WHAT THIS TASK INVOLVES: Return only how many lines in the data include the string "number".

== TASK INPUT

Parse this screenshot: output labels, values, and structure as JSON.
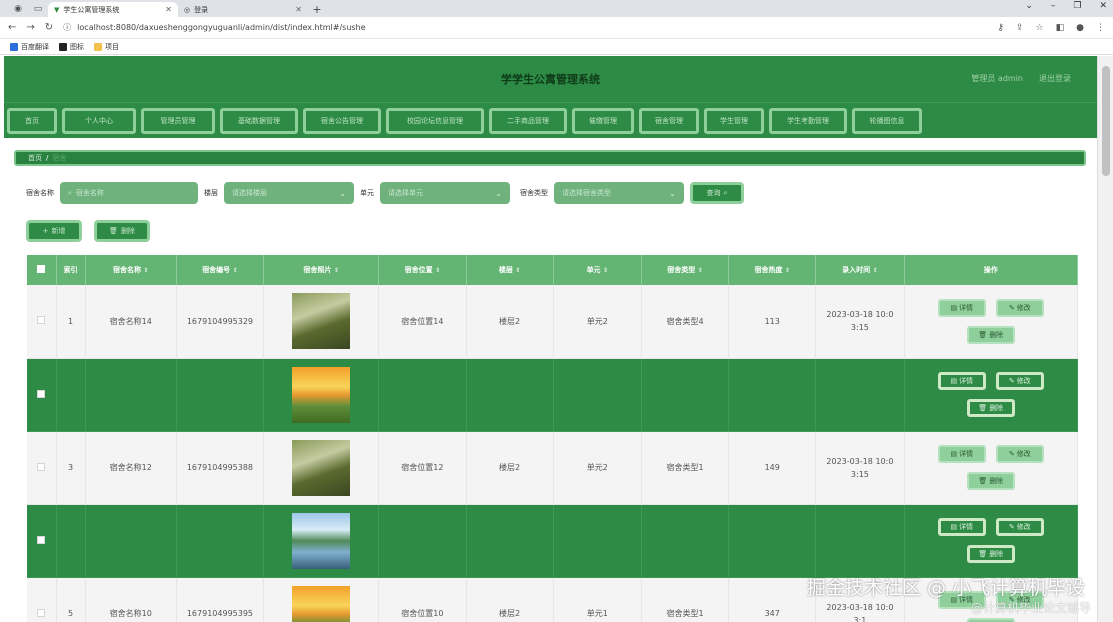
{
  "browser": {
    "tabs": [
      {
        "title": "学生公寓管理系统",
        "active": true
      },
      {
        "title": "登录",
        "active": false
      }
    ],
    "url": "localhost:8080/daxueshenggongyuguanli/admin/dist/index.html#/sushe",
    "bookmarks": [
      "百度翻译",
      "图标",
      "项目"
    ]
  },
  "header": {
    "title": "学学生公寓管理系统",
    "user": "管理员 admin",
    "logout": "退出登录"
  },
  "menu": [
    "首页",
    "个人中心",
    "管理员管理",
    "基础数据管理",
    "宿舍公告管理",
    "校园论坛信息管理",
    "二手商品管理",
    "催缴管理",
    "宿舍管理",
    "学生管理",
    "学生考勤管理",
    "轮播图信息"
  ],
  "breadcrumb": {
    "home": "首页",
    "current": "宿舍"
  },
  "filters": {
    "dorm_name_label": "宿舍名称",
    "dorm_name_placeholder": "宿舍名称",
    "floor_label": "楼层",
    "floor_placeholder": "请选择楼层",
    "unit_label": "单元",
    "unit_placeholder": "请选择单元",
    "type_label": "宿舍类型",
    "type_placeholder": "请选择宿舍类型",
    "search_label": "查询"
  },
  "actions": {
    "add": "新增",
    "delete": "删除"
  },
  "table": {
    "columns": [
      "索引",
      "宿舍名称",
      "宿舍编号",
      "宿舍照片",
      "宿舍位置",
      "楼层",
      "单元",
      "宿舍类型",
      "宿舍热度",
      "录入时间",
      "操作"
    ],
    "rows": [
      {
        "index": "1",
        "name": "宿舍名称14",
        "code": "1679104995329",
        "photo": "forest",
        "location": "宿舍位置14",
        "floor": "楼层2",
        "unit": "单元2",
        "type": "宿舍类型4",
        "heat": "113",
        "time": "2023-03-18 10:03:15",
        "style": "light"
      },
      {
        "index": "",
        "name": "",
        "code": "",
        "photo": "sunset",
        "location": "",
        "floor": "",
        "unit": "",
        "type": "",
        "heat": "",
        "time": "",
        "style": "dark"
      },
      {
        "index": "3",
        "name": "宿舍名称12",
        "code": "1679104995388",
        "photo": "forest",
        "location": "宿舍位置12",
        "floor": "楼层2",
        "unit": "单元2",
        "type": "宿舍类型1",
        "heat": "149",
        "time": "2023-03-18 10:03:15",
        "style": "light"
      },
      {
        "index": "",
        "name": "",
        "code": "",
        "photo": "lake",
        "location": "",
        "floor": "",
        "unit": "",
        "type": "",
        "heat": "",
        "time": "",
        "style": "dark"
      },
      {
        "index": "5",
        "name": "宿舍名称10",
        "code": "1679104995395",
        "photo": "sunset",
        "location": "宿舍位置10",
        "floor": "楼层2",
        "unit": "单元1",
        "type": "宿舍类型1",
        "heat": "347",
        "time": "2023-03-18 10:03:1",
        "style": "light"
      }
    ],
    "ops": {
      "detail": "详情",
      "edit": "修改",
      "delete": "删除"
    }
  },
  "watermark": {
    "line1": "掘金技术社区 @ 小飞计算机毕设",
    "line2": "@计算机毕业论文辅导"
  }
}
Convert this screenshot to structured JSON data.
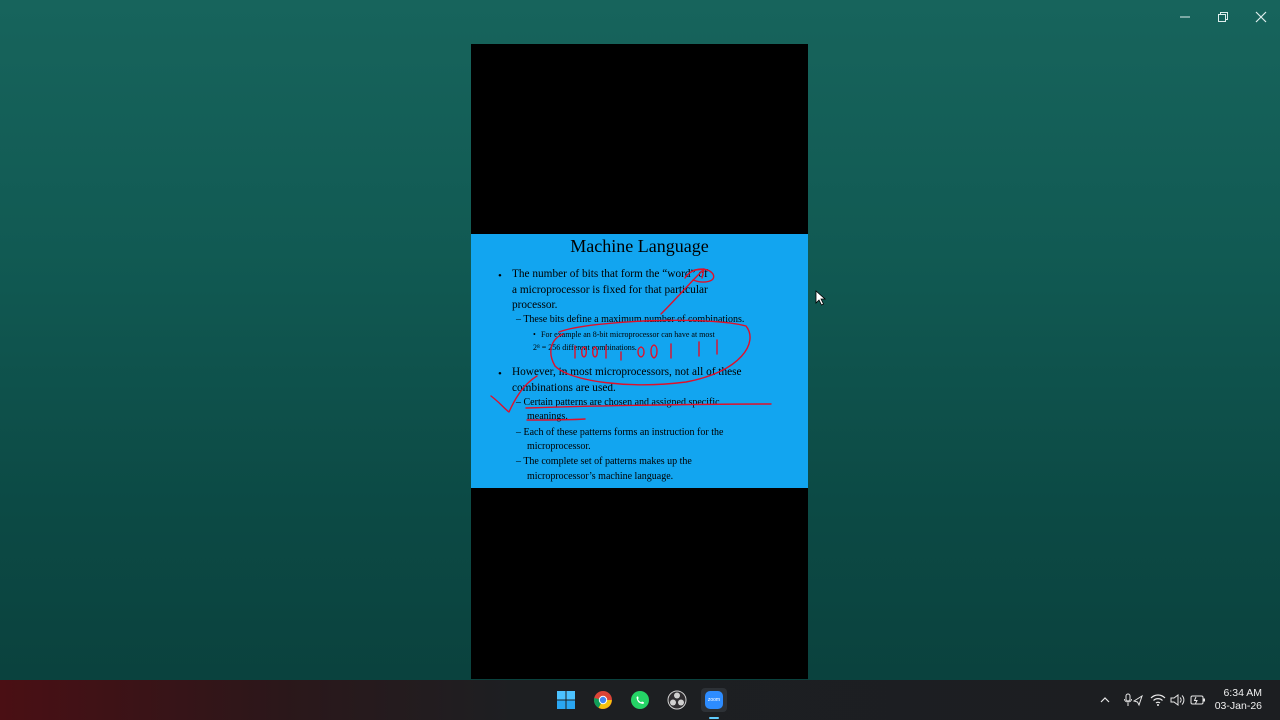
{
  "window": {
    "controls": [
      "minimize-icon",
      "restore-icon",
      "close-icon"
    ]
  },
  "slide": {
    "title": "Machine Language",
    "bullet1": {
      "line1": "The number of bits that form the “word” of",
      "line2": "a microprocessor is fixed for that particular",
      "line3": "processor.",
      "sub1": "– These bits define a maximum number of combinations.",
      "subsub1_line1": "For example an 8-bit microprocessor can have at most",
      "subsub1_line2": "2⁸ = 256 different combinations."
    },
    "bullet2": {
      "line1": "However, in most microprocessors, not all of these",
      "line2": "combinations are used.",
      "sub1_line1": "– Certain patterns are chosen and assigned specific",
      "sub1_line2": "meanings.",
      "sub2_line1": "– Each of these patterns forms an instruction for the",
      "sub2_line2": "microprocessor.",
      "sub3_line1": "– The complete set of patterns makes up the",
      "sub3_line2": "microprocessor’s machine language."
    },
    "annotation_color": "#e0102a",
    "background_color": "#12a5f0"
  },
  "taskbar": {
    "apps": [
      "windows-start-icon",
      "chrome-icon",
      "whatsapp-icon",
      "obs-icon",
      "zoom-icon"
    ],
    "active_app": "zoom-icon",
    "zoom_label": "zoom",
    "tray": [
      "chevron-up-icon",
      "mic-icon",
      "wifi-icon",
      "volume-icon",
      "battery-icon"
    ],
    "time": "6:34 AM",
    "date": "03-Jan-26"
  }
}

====
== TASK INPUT

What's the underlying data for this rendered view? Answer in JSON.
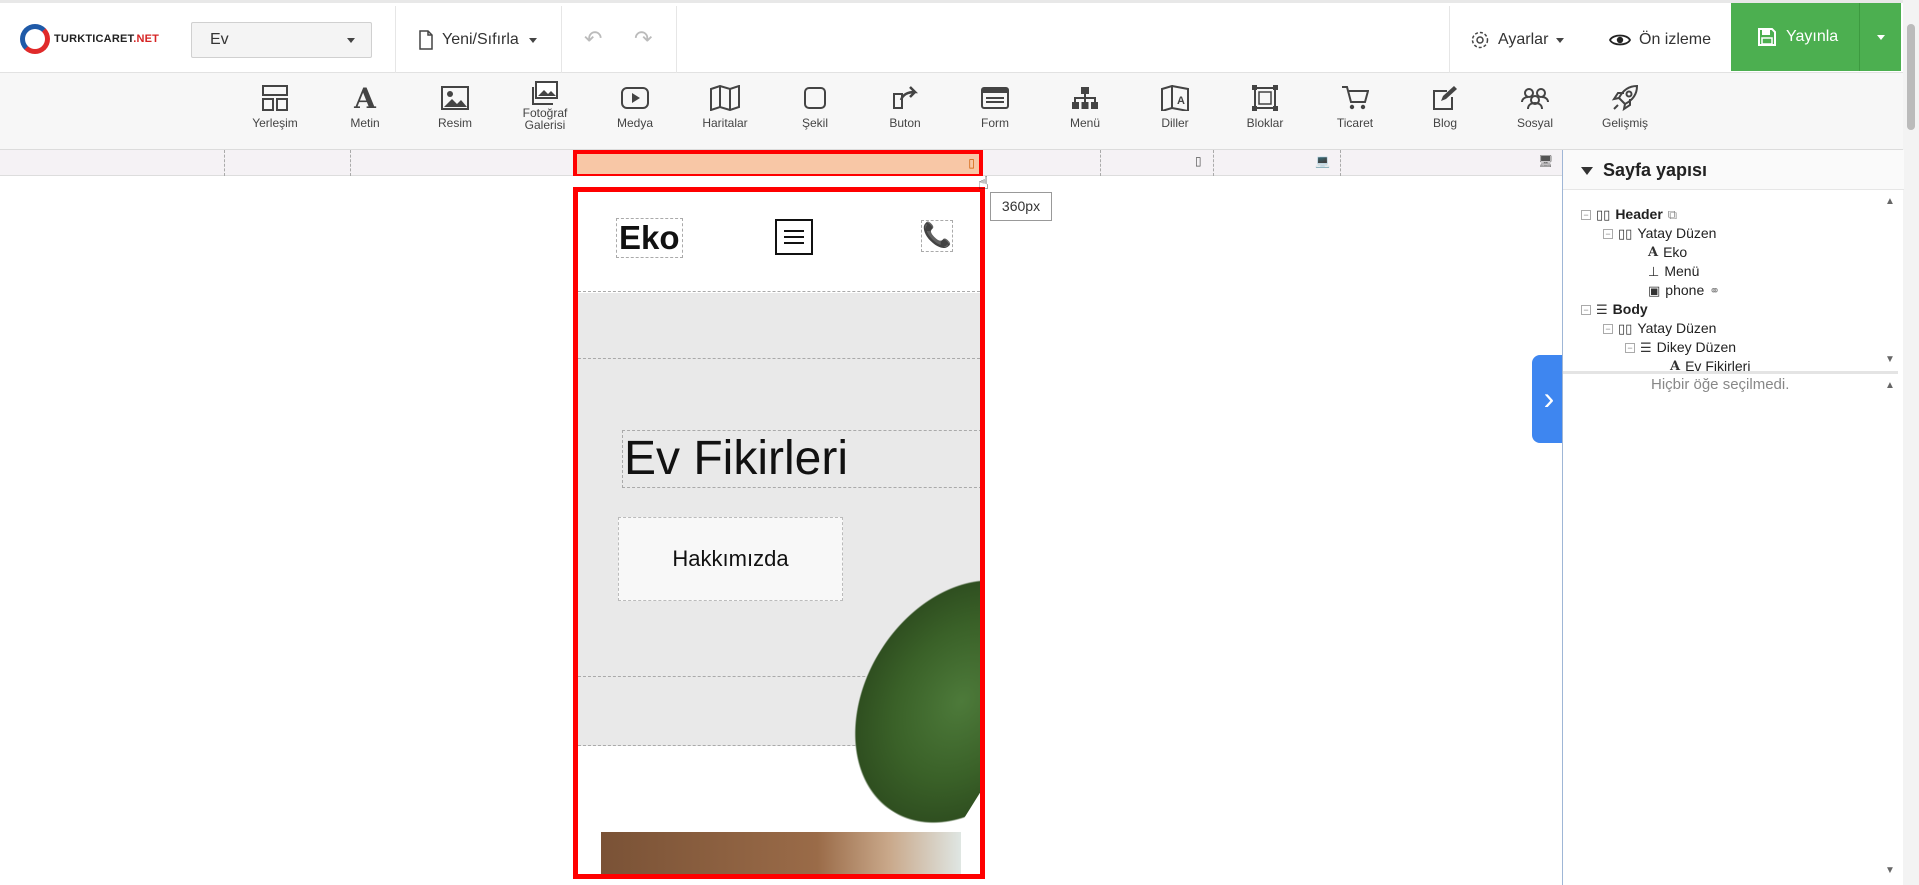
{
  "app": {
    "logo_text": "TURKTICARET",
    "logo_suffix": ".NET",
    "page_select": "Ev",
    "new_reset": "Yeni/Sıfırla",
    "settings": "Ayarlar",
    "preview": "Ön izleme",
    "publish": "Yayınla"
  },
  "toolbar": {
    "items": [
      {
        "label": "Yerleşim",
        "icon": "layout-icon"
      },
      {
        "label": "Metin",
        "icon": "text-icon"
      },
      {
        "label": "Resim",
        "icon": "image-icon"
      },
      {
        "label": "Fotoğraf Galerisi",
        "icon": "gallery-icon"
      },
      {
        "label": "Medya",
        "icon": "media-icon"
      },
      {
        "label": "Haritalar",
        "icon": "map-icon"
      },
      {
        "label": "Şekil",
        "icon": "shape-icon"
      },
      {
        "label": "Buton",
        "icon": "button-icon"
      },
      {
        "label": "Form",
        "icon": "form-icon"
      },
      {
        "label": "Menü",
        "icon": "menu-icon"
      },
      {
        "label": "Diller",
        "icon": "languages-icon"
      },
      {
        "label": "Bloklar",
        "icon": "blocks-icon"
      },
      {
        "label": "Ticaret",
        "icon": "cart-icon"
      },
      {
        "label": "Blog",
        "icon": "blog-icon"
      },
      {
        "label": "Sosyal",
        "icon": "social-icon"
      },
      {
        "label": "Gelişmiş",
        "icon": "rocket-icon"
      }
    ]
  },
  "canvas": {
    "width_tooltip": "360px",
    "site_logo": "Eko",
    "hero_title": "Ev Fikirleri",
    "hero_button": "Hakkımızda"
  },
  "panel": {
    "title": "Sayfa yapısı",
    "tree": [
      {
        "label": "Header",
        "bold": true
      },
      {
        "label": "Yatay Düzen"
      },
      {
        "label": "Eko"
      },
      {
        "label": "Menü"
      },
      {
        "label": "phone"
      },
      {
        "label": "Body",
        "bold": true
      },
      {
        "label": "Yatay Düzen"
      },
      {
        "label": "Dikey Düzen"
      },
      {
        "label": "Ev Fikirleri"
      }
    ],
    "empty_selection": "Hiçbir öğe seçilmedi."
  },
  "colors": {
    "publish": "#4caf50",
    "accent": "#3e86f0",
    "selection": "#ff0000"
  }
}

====

OUTPUT: 2